Nothing scrambled about Clegg’s message to Lib Dem faithful over coalition strategy

Leadership warns single-party rule could squander sacrifices made since 2010

Britain’s deputy prime minister Nick Clegg answers  questions at the Liberal Democrat’s autumn conference in Glasgow. REUTERS/Russell Cheyne

Britain’s deputy prime minister Nick Clegg answers questions at the Liberal Democrat’s autumn conference in Glasgow. REUTERS/Russell Cheyne

Mon, Sep 16, 2013, 22:34

The Finnieston crane on the banks of the river Clyde was once a vital cog in Glasgow’s industrial heartland.

Today, it stands redundant, a memorial to a long-dead industrial past. Just yards away from the crane, the Liberal Democrats have gathered this week in the SECC convention centre, anxious to ensure that they do not go the same way.

Even if few know of it, they would love to follow the example of Michael McDowell’s Progressive Democrats’ “Single Party Government, No Thanks” poster in the 2002 election campaign’s final days. Since Saturday, they sought to drive home the message that they are the crucial ingredient in British politics: one that will keep the Conservatives humane and Labour fiscally credible.

Massacre or mauling

Under the title, “Stronger Economy, Fairer Society”, Nick Clegg, Vince Cable and other senior figures warned that the sacrifices made since 2010 would be “squandered” by single-party rule.

The Liberal Democrats have 55 seats, though even the most partisan of those in Glasgow accept that losses will be suffered – the question is whether it is a massacre, or a mauling. Three years on since the 2010 coalition deal with the Tories many of the portents are grim, because across Britain coalition is no more popular today than it was then.

Just one-sixth of British voters polled believe it would be “a good idea” for the party to hold the balance of power after the 2015 general election.

Even worse, just a fraction over a third of those who voted for Nick Clegg and his followers in 2010, turned off by the realities of coalition, favour such an outcome. “A third of those supporting the Liberal Democrats now believe Nick Clegg betrayed his principles: two-thirds of those who voted for them in 2010 believe that,” said YouGov pollster, Peter Kellner.

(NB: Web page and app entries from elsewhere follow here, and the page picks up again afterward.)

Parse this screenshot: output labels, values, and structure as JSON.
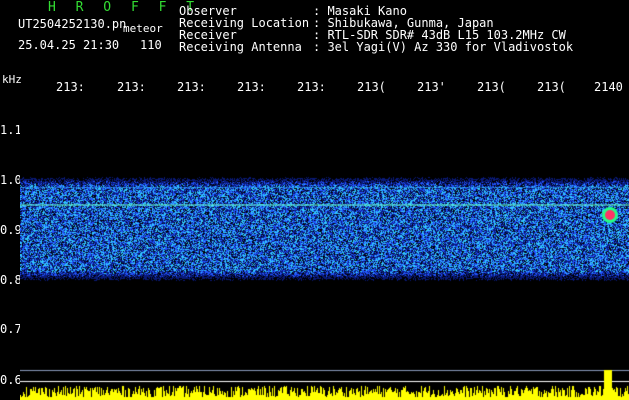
{
  "header": {
    "app_title": "H R O F F T",
    "filename": "UT2504252130.pn",
    "tag": "meteor",
    "timestamp": "25.04.25 21:30",
    "count": "110"
  },
  "meta": [
    {
      "label": "Observer",
      "value": ": Masaki Kano"
    },
    {
      "label": "Receiving Location",
      "value": ": Shibukawa, Gunma, Japan"
    },
    {
      "label": "Receiver",
      "value": ": RTL-SDR SDR# 43dB L15 103.2MHz CW"
    },
    {
      "label": "Receiving Antenna",
      "value": ": 3el Yagi(V) Az 330 for Vladivostok"
    }
  ],
  "axis": {
    "unit": "kHz",
    "x_ticks": [
      "213:",
      "213:",
      "213:",
      "213:",
      "213:",
      "213(",
      "213'",
      "213(",
      "213(",
      "2140"
    ],
    "y_ticks": [
      "1.1",
      "1.0",
      "0.9",
      "0.8",
      "0.7",
      "0.6"
    ]
  },
  "colors": {
    "background": "#000000",
    "noise_low": "#0a1a7a",
    "noise_mid": "#2255ff",
    "noise_high": "#33ccff",
    "echo": "#ff3366",
    "power_bar": "#ffff00",
    "title": "#33dd33"
  }
}
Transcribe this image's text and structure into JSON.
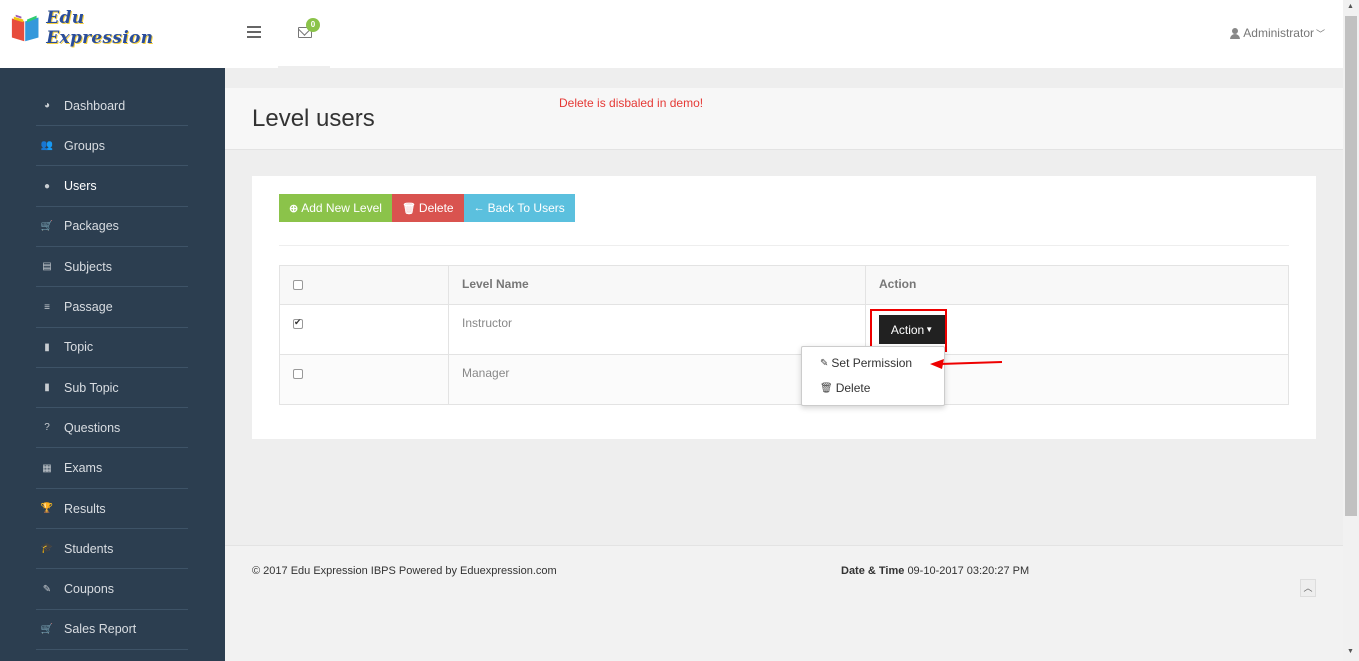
{
  "brand": {
    "name": "Edu Expression"
  },
  "header": {
    "notification_count": "0",
    "user_label": "Administrator"
  },
  "sidebar": {
    "items": [
      {
        "label": "Dashboard",
        "icon": "dashboard-icon",
        "glyph": "◕"
      },
      {
        "label": "Groups",
        "icon": "users-icon",
        "glyph": "👥"
      },
      {
        "label": "Users",
        "icon": "user-icon",
        "glyph": "●"
      },
      {
        "label": "Packages",
        "icon": "cart-icon",
        "glyph": "🛒"
      },
      {
        "label": "Subjects",
        "icon": "book-icon",
        "glyph": "▤"
      },
      {
        "label": "Passage",
        "icon": "bars-icon",
        "glyph": "≡"
      },
      {
        "label": "Topic",
        "icon": "file-icon",
        "glyph": "▮"
      },
      {
        "label": "Sub Topic",
        "icon": "file-icon",
        "glyph": "▮"
      },
      {
        "label": "Questions",
        "icon": "question-icon",
        "glyph": "?"
      },
      {
        "label": "Exams",
        "icon": "list-icon",
        "glyph": "▦"
      },
      {
        "label": "Results",
        "icon": "trophy-icon",
        "glyph": "🏆"
      },
      {
        "label": "Students",
        "icon": "graduation-cap-icon",
        "glyph": "🎓"
      },
      {
        "label": "Coupons",
        "icon": "magic-wand-icon",
        "glyph": "✎"
      },
      {
        "label": "Sales Report",
        "icon": "cart-icon",
        "glyph": "🛒"
      }
    ],
    "active_index": 2
  },
  "page": {
    "title": "Level users",
    "demo_message": "Delete is disbaled in demo!"
  },
  "toolbar": {
    "add_label": "Add New Level",
    "delete_label": "Delete",
    "back_label": "Back To Users"
  },
  "table": {
    "headers": [
      "",
      "Level Name",
      "Action"
    ],
    "rows": [
      {
        "name": "Instructor",
        "checked": true
      },
      {
        "name": "Manager",
        "checked": false
      }
    ]
  },
  "action_menu": {
    "button_label": "Action",
    "items": [
      "Set Permission",
      "Delete"
    ]
  },
  "footer": {
    "copyright": "© 2017 Edu Expression IBPS Powered by Eduexpression.com",
    "datetime_label": "Date & Time",
    "datetime_value": "09-10-2017 03:20:27 PM"
  },
  "colors": {
    "sidebar_bg": "#2c3e50",
    "success": "#8bc34a",
    "danger": "#d9534f",
    "info": "#5bc0de",
    "highlight": "#ee0000"
  }
}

Depending on the arithmetic, however, a mauling could still leave them with a chance of coalition – particularly since target seat polling research offers greater hope than the national figures.

“That would be the grand prize: the party could be in power for 10 years and be seen as a natural party of government, rather than a party of opposition,” said Lib Dem chief whip Alistair Carmichael.

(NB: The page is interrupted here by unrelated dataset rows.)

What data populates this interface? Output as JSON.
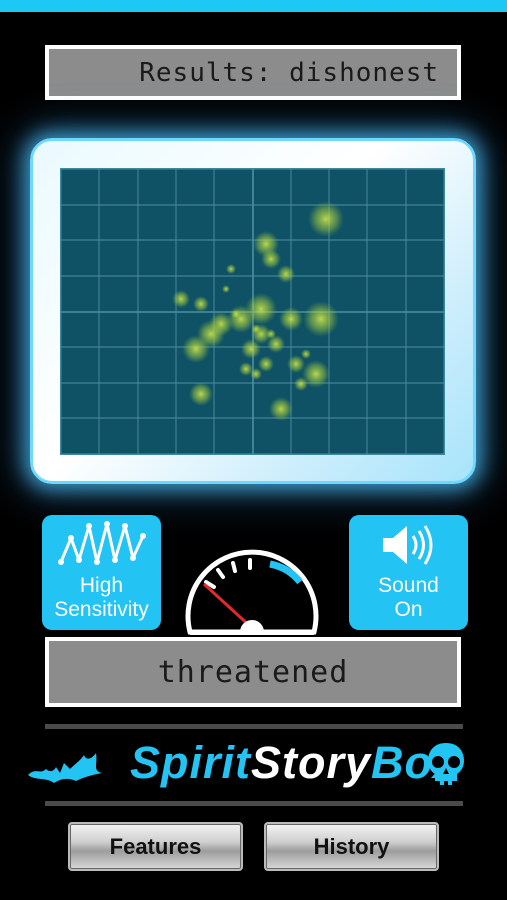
{
  "results_display": {
    "text": "Results: dishonest"
  },
  "scope": {
    "grid_color": "#4f8ea2",
    "background": "#0f5266",
    "blob_color": "#c8e63c"
  },
  "sensitivity_button": {
    "icon": "waveform-icon",
    "label_line1": "High",
    "label_line2": "Sensitivity"
  },
  "sound_button": {
    "icon": "speaker-icon",
    "label_line1": "Sound",
    "label_line2": "On"
  },
  "gauge": {
    "icon": "speedometer-icon",
    "level": 0.15
  },
  "status_display": {
    "text": "threatened"
  },
  "logo": {
    "part1": "Spirit",
    "part2": "Story",
    "part3": "Box",
    "left_icon": "bat-icon",
    "right_icon": "skull-icon"
  },
  "nav": {
    "features_label": "Features",
    "history_label": "History"
  },
  "colors": {
    "accent": "#23c3f3",
    "top_bar": "#1ec8f5"
  }
}
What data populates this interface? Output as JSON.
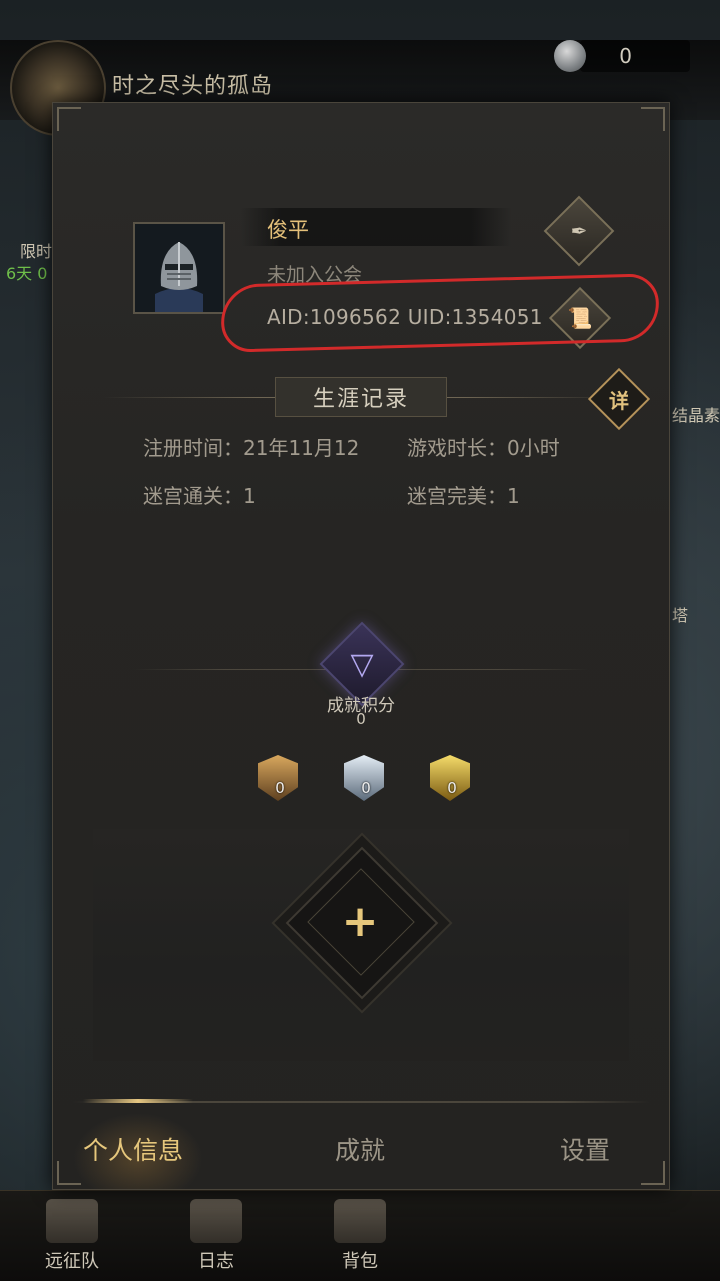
{
  "background": {
    "map_title": "时之尽头的孤岛",
    "currency_value": "0",
    "left_event_label": "限时",
    "left_event_timer": "6天 0",
    "right_label_1": "结晶素",
    "right_label_2": "塔"
  },
  "profile": {
    "player_name": "俊平",
    "guild_status": "未加入公会",
    "ids_text": "AID:1096562  UID:1354051",
    "edit_icon": "quill-icon",
    "copy_icon": "scroll-copy-icon"
  },
  "career": {
    "title": "生涯记录",
    "detail_label": "详",
    "stats": [
      {
        "label": "注册时间：21年11月12"
      },
      {
        "label": "游戏时长：0小时"
      },
      {
        "label": "迷宫通关：1"
      },
      {
        "label": "迷宫完美：1"
      }
    ]
  },
  "achievement": {
    "label": "成就积分",
    "score": "0",
    "badges": [
      {
        "count": "0",
        "color": "#b58a4a"
      },
      {
        "count": "0",
        "color": "#9fb3c8"
      },
      {
        "count": "0",
        "color": "#d8b24a"
      }
    ],
    "add_label": "+"
  },
  "tabs": [
    {
      "label": "个人信息",
      "active": true
    },
    {
      "label": "成就",
      "active": false
    },
    {
      "label": "设置",
      "active": false
    }
  ],
  "bottom_nav": [
    {
      "label": "远征队"
    },
    {
      "label": "日志"
    },
    {
      "label": "背包"
    }
  ],
  "colors": {
    "accent_gold": "#e6c77c",
    "annotation_red": "#d22a2a"
  }
}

However, they face conflicting challenges: they must maintain their separate identity in office; keep open the possibility of a deal with Labour, while all the time convince the public that coalitions “work”.

‘Transactional’ relationship

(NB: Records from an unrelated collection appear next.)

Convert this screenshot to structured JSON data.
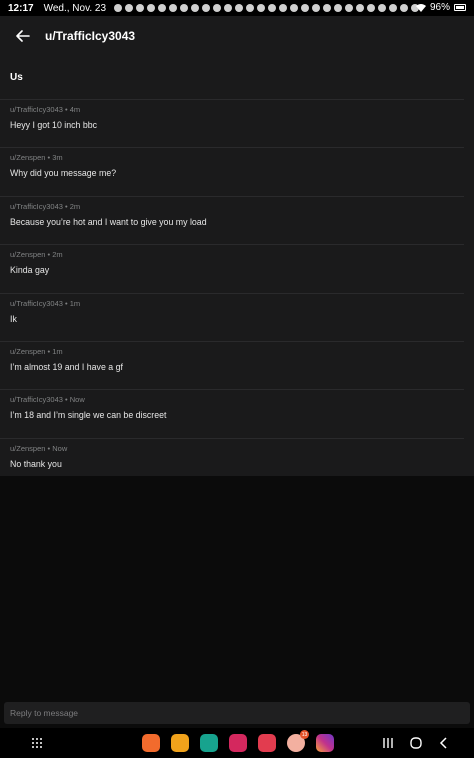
{
  "status_bar": {
    "time": "12:17",
    "date": "Wed., Nov. 23",
    "battery": "96%"
  },
  "header": {
    "title": "u/TrafficIcy3043",
    "back_icon": "arrow-left-icon"
  },
  "thread": {
    "subject": "Us",
    "messages": [
      {
        "meta": "u/TrafficIcy3043 • 4m",
        "body": "Heyy I got 10 inch bbc"
      },
      {
        "meta": "u/Zenspen • 3m",
        "body": "Why did you message me?"
      },
      {
        "meta": "u/TrafficIcy3043 • 2m",
        "body": "Because you’re hot and I want to give you my load"
      },
      {
        "meta": "u/Zenspen • 2m",
        "body": "Kinda gay"
      },
      {
        "meta": "u/TrafficIcy3043 • 1m",
        "body": "Ik"
      },
      {
        "meta": "u/Zenspen • 1m",
        "body": "I’m almost 19 and I have a gf"
      },
      {
        "meta": "u/TrafficIcy3043 • Now",
        "body": "I’m 18 and I’m single we can be discreet"
      },
      {
        "meta": "u/Zenspen • Now",
        "body": "No thank you"
      }
    ]
  },
  "reply": {
    "placeholder": "Reply to message"
  },
  "nav": {
    "apps_icon": "app-grid-icon",
    "dock": [
      {
        "name": "app-1-icon",
        "color": "#f26b2d"
      },
      {
        "name": "app-2-icon",
        "color": "#f0a21b"
      },
      {
        "name": "calendar-icon",
        "color": "#17a38e"
      },
      {
        "name": "flower-app-icon",
        "color": "#d4285e"
      },
      {
        "name": "video-app-icon",
        "color": "#e23c4f"
      },
      {
        "name": "avatar-app-icon",
        "color": "#f3b0a0",
        "badge": "13"
      },
      {
        "name": "instagram-icon",
        "color": "#c1328c"
      }
    ]
  }
}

In the first 18 months, Clegg was desperate to avoid public rows with David Cameron; then it moved to a “transactional” relationship. Now, both will feel the need to emphasise their differences.

Clegg’s rank-and-file prefer the prospect of a deal with Labour, while Clegg and many others in government – even those previously not of the opinion – prefer the Tories.

“The Conservatives understand what coalition is all about,” said former Lib Dem leader, Paddy Ashdown said yesterday, speaking of Cameron and those who surround him, if not of others in his party. “I’m not sure about how they got there, but they have. Labour, on the other hand, have a lot of learning to do on that terra incognito,” he added.

He vehemently rejected predictions of doom and pointed to figures coming from the target seats – particularly “the 40 where the Conservatives are vulnerable”. National poll figures for the party had once been so low that they were “represented by an asterisk, not a figure”, he said. “The position that a party is in across the country is . . . irrelevant.”

Since Saturday, Clegg’s people played up the chances that his backing for the coalition’s deficit-cutting plans would be seriously challenged. “The only people who will welcome what we do today if we adopt these amendments are George Osborne and Ed Balls. You were brave last year, be brave again,” Clegg told delegates.

In the end, the challenge, if it ever really existed, failed to emerge in numbers, though many of those who would have been delegates to man the barricades against him have simply quit.